Artificial grass looks great year-round and can be used just as you would a regular lawn – for sports, pets, and kids – all without needing to worry about doing damage to the surface.
If you’re interested in possibly doing the installation yourself, be sure to check out our DIY Easy Install Guide. Or you can get a brief overview of the process below:
How To Install Artificial Grass
1. Prepare The Surface
Depending on where you want to place your turf, you may need to do some preparation beforehand. If there is sod, natural grass, rocks, or any other material on top of the ground, you’ll need to remove it. Then, the ground should be leveled while remembering that you’ll need about three or four inches of depth available for the base material of the turf.
2. Build A Border
You’ll want to install a border that runs along the outside of your grass. You can make this as extravagant or simple as you like. Two excellent choices for a border are extruded concrete curbing and bender board.
When using bender board, you don’t need any special tools. The material is pliable, so you can bend it into any shape to fit your area. To install it, dig a trench along the border. The trench should be shallow enough that the board will be one inch above the surface when you place it in the ground. After you position the bender board in the trench, pour soil back into the area and pat it down so it holds the board firmly.
For a more customized look, extruded concrete curbing is a good choice. Concrete is first mixed in the color of your choice, then fed into a machine that extrudes it along the path of your desired border.
3. Place Your Base
There are several types of bases available, although decomposed granite is popular and works well.
Using a grading rake, grade your base. Be sure to take extra time to consider drainage and grade it according to irrigation. It can be level or you can create a more rounded, mound-like appearance. Slightly dampen the base layer and go over it with a plate compactor or tamper.

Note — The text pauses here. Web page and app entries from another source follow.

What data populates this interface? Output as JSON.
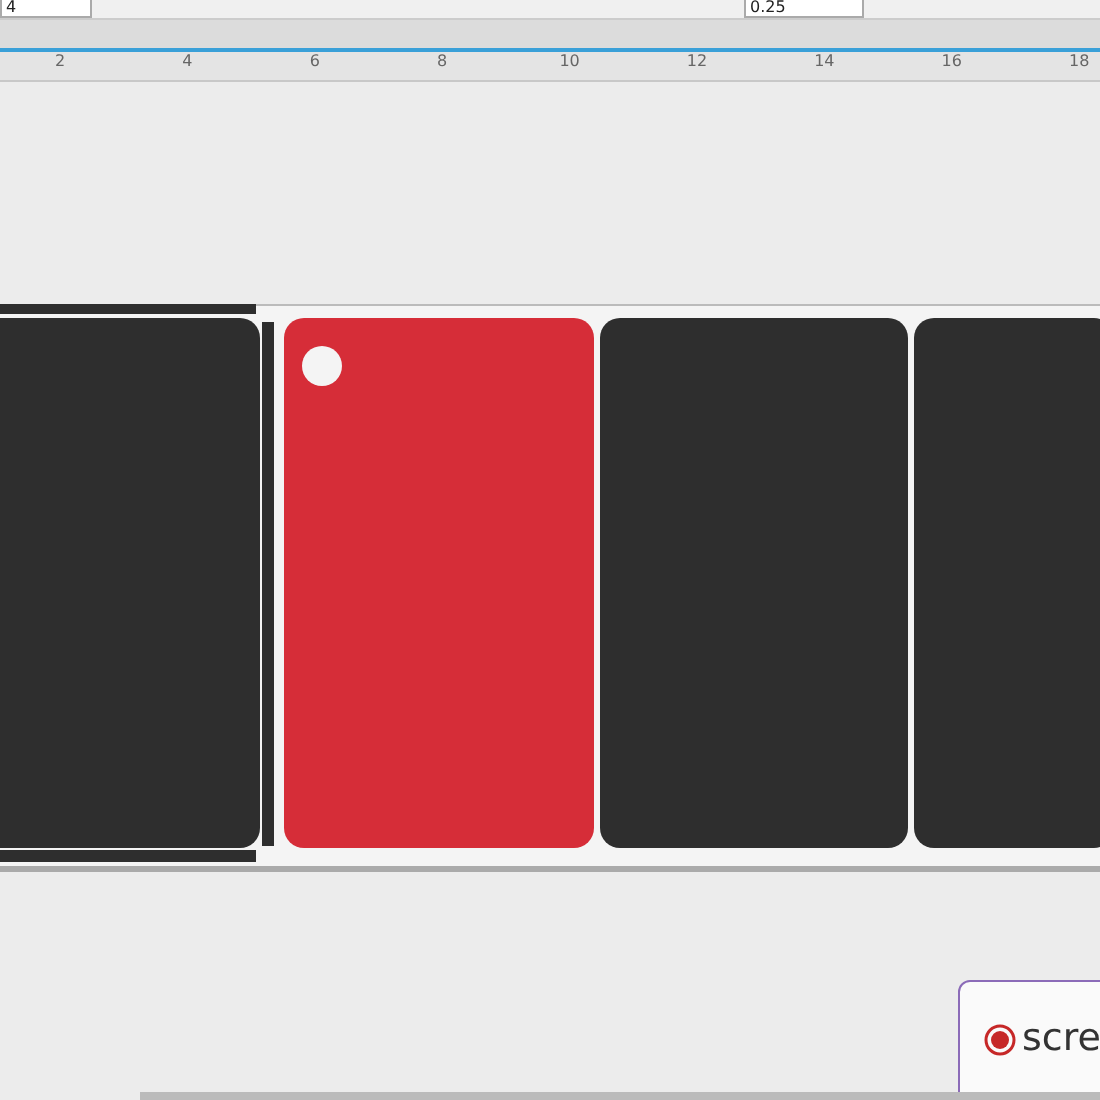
{
  "toolbar": {
    "fields": [
      {
        "value": "4"
      },
      {
        "value": "0.25"
      }
    ]
  },
  "ruler": {
    "labels": [
      "2",
      "4",
      "6",
      "8",
      "10",
      "12",
      "14",
      "16",
      "18"
    ]
  },
  "pieces": [
    {
      "color": "#2e2e2e"
    },
    {
      "color": "#d62d38"
    },
    {
      "color": "#2e2e2e"
    },
    {
      "color": "#2e2e2e"
    }
  ],
  "popup": {
    "title": "scre"
  }
}
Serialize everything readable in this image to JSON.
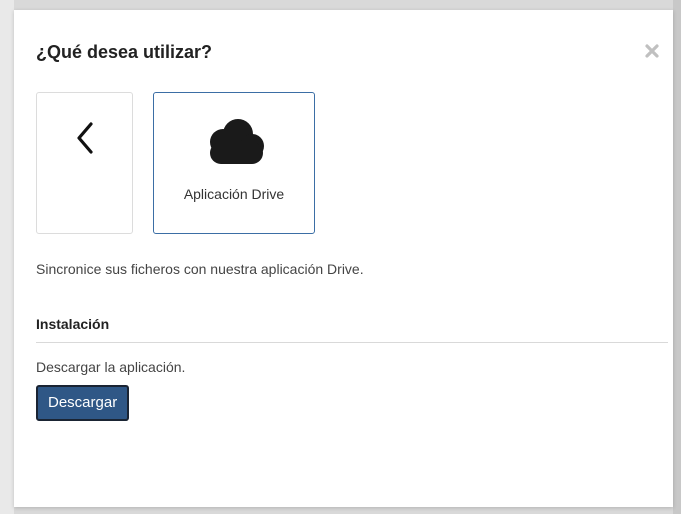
{
  "dialog": {
    "title": "¿Qué desea utilizar?",
    "close_icon": "close-icon"
  },
  "options": [
    {
      "icon": "chevron-left-icon",
      "label": ""
    },
    {
      "icon": "cloud-icon",
      "label": "Aplicación Drive",
      "selected": true
    }
  ],
  "description": "Sincronice sus ficheros con nuestra aplicación Drive.",
  "installation": {
    "heading": "Instalación",
    "text": "Descargar la aplicación.",
    "download_label": "Descargar"
  },
  "colors": {
    "accent": "#2f5786",
    "selected_border": "#3b6ea5"
  }
}
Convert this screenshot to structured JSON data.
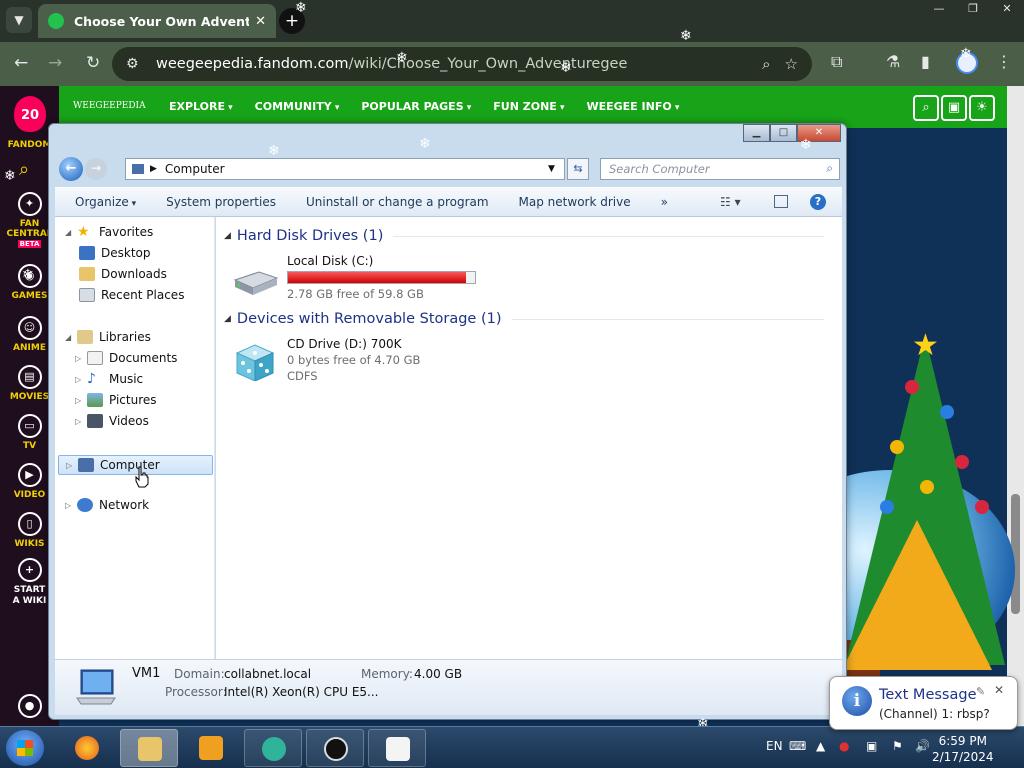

After the base is completely compact, you may want to install a rodent or weed barrier. Either can be placed over the base and secured with landscape staples. If you live in an area with heavy weed growth or small mammals, these barriers can prevent you from any inconveniences either issue might pose.
4. Lay The Turf
Lay the turf on your prepared area and cut it as needed. Only cut the turf from the back; cutting it from the front can cause damage and will make the edges rough and uneven. As you position the material, ensure that the segments of turf are all facing the same direction and are uniform in appearance. Secure any unconnected segments with weather resistant adhesive and attach the turf to your border with nails.
5. Infill Material
After installing the grass, you’ll need to sift an infill material through the blades of grass. The type of material you choose is dependent on the type of turf you install. Place the infill material in a drop spreader, and spread it evenly over the area. Take a bristled broom and go over the infill to ensure an even spread. Repeat these steps until about 3/4″ of the grass fibers are visible above the infill. Then, water the area and let it dry.
To learn more about your lawn options and how to install artificial grass, download the DIY Easy Install Guide.